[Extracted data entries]
>>>

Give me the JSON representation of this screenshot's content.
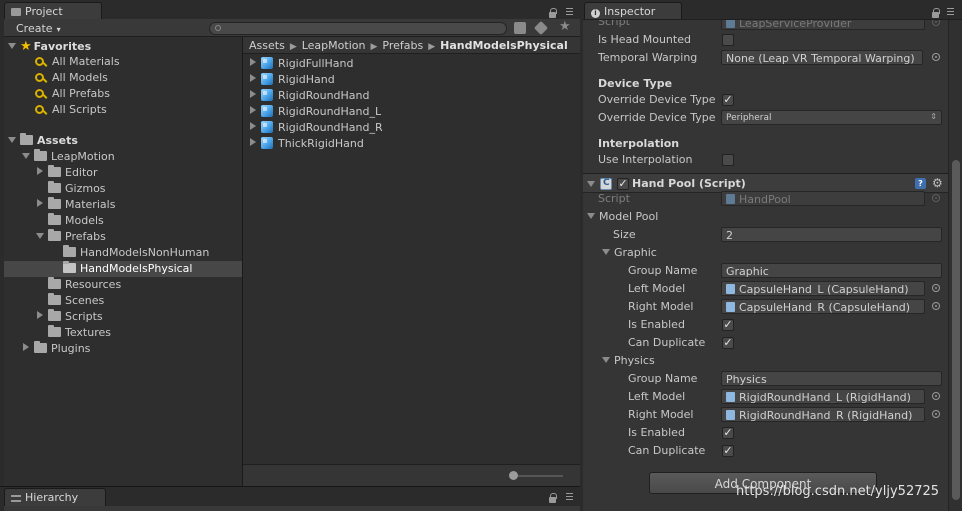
{
  "project": {
    "tab_label": "Project",
    "create_label": "Create",
    "favorites": {
      "title": "Favorites",
      "items": [
        "All Materials",
        "All Models",
        "All Prefabs",
        "All Scripts"
      ]
    },
    "assets_title": "Assets",
    "tree": [
      {
        "label": "LeapMotion",
        "expanded": true
      },
      {
        "label": "Editor"
      },
      {
        "label": "Gizmos"
      },
      {
        "label": "Materials"
      },
      {
        "label": "Models"
      },
      {
        "label": "Prefabs",
        "expanded": true
      },
      {
        "label": "HandModelsNonHuman"
      },
      {
        "label": "HandModelsPhysical",
        "selected": true
      },
      {
        "label": "Resources"
      },
      {
        "label": "Scenes"
      },
      {
        "label": "Scripts"
      },
      {
        "label": "Textures"
      },
      {
        "label": "Plugins"
      }
    ],
    "breadcrumb": [
      "Assets",
      "LeapMotion",
      "Prefabs",
      "HandModelsPhysical"
    ],
    "files": [
      "RigidFullHand",
      "RigidHand",
      "RigidRoundHand",
      "RigidRoundHand_L",
      "RigidRoundHand_R",
      "ThickRigidHand"
    ]
  },
  "hierarchy": {
    "tab_label": "Hierarchy"
  },
  "inspector": {
    "tab_label": "Inspector",
    "top_script_label": "Script",
    "top_script_value": "LeapServiceProvider",
    "is_head_mounted_label": "Is Head Mounted",
    "temporal_warping_label": "Temporal Warping",
    "temporal_warping_value": "None (Leap VR Temporal Warping)",
    "device_type_header": "Device Type",
    "override_device_type_label_1": "Override Device Type",
    "override_device_type_label_2": "Override Device Type",
    "override_device_type_value": "Peripheral",
    "interpolation_header": "Interpolation",
    "use_interpolation_label": "Use Interpolation",
    "component_title": "Hand Pool (Script)",
    "script_label": "Script",
    "script_value": "HandPool",
    "model_pool_label": "Model Pool",
    "size_label": "Size",
    "size_value": "2",
    "graphic": {
      "foldout_label": "Graphic",
      "group_name_label": "Group Name",
      "group_name_value": "Graphic",
      "left_model_label": "Left Model",
      "left_model_value": "CapsuleHand_L (CapsuleHand)",
      "right_model_label": "Right Model",
      "right_model_value": "CapsuleHand_R (CapsuleHand)",
      "is_enabled_label": "Is Enabled",
      "can_duplicate_label": "Can Duplicate"
    },
    "physics": {
      "foldout_label": "Physics",
      "group_name_label": "Group Name",
      "group_name_value": "Physics",
      "left_model_label": "Left Model",
      "left_model_value": "RigidRoundHand_L (RigidHand)",
      "right_model_label": "Right Model",
      "right_model_value": "RigidRoundHand_R (RigidHand)",
      "is_enabled_label": "Is Enabled",
      "can_duplicate_label": "Can Duplicate"
    },
    "add_component_label": "Add Component"
  },
  "watermark": "https://blog.csdn.net/yljy52725",
  "checkmark": "✓",
  "colors": {
    "panel_bg": "#353535",
    "selection": "#474747",
    "folder_icon": "#a8a8a8",
    "prefab_icon": "#4aa3e8",
    "favorite_icon": "#d8b000"
  }
}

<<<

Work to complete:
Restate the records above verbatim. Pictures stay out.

Result:
Give me the JSON representation of this screenshot's content.
{
  "project": {
    "tab_label": "Project",
    "create_label": "Create",
    "favorites": {
      "title": "Favorites",
      "items": [
        "All Materials",
        "All Models",
        "All Prefabs",
        "All Scripts"
      ]
    },
    "assets_title": "Assets",
    "tree": [
      {
        "label": "LeapMotion",
        "expanded": true
      },
      {
        "label": "Editor"
      },
      {
        "label": "Gizmos"
      },
      {
        "label": "Materials"
      },
      {
        "label": "Models"
      },
      {
        "label": "Prefabs",
        "expanded": true
      },
      {
        "label": "HandModelsNonHuman"
      },
      {
        "label": "HandModelsPhysical",
        "selected": true
      },
      {
        "label": "Resources"
      },
      {
        "label": "Scenes"
      },
      {
        "label": "Scripts"
      },
      {
        "label": "Textures"
      },
      {
        "label": "Plugins"
      }
    ],
    "breadcrumb": [
      "Assets",
      "LeapMotion",
      "Prefabs",
      "HandModelsPhysical"
    ],
    "files": [
      "RigidFullHand",
      "RigidHand",
      "RigidRoundHand",
      "RigidRoundHand_L",
      "RigidRoundHand_R",
      "ThickRigidHand"
    ]
  },
  "hierarchy": {
    "tab_label": "Hierarchy"
  },
  "inspector": {
    "tab_label": "Inspector",
    "top_script_label": "Script",
    "top_script_value": "LeapServiceProvider",
    "is_head_mounted_label": "Is Head Mounted",
    "temporal_warping_label": "Temporal Warping",
    "temporal_warping_value": "None (Leap VR Temporal Warping)",
    "device_type_header": "Device Type",
    "override_device_type_label_1": "Override Device Type",
    "override_device_type_label_2": "Override Device Type",
    "override_device_type_value": "Peripheral",
    "interpolation_header": "Interpolation",
    "use_interpolation_label": "Use Interpolation",
    "component_title": "Hand Pool (Script)",
    "script_label": "Script",
    "script_value": "HandPool",
    "model_pool_label": "Model Pool",
    "size_label": "Size",
    "size_value": "2",
    "graphic": {
      "foldout_label": "Graphic",
      "group_name_label": "Group Name",
      "group_name_value": "Graphic",
      "left_model_label": "Left Model",
      "left_model_value": "CapsuleHand_L (CapsuleHand)",
      "right_model_label": "Right Model",
      "right_model_value": "CapsuleHand_R (CapsuleHand)",
      "is_enabled_label": "Is Enabled",
      "can_duplicate_label": "Can Duplicate"
    },
    "physics": {
      "foldout_label": "Physics",
      "group_name_label": "Group Name",
      "group_name_value": "Physics",
      "left_model_label": "Left Model",
      "left_model_value": "RigidRoundHand_L (RigidHand)",
      "right_model_label": "Right Model",
      "right_model_value": "RigidRoundHand_R (RigidHand)",
      "is_enabled_label": "Is Enabled",
      "can_duplicate_label": "Can Duplicate"
    },
    "add_component_label": "Add Component"
  },
  "watermark": "https://blog.csdn.net/yljy52725",
  "checkmark": "✓",
  "colors": {
    "panel_bg": "#353535",
    "selection": "#474747",
    "folder_icon": "#a8a8a8",
    "prefab_icon": "#4aa3e8",
    "favorite_icon": "#d8b000"
  }
}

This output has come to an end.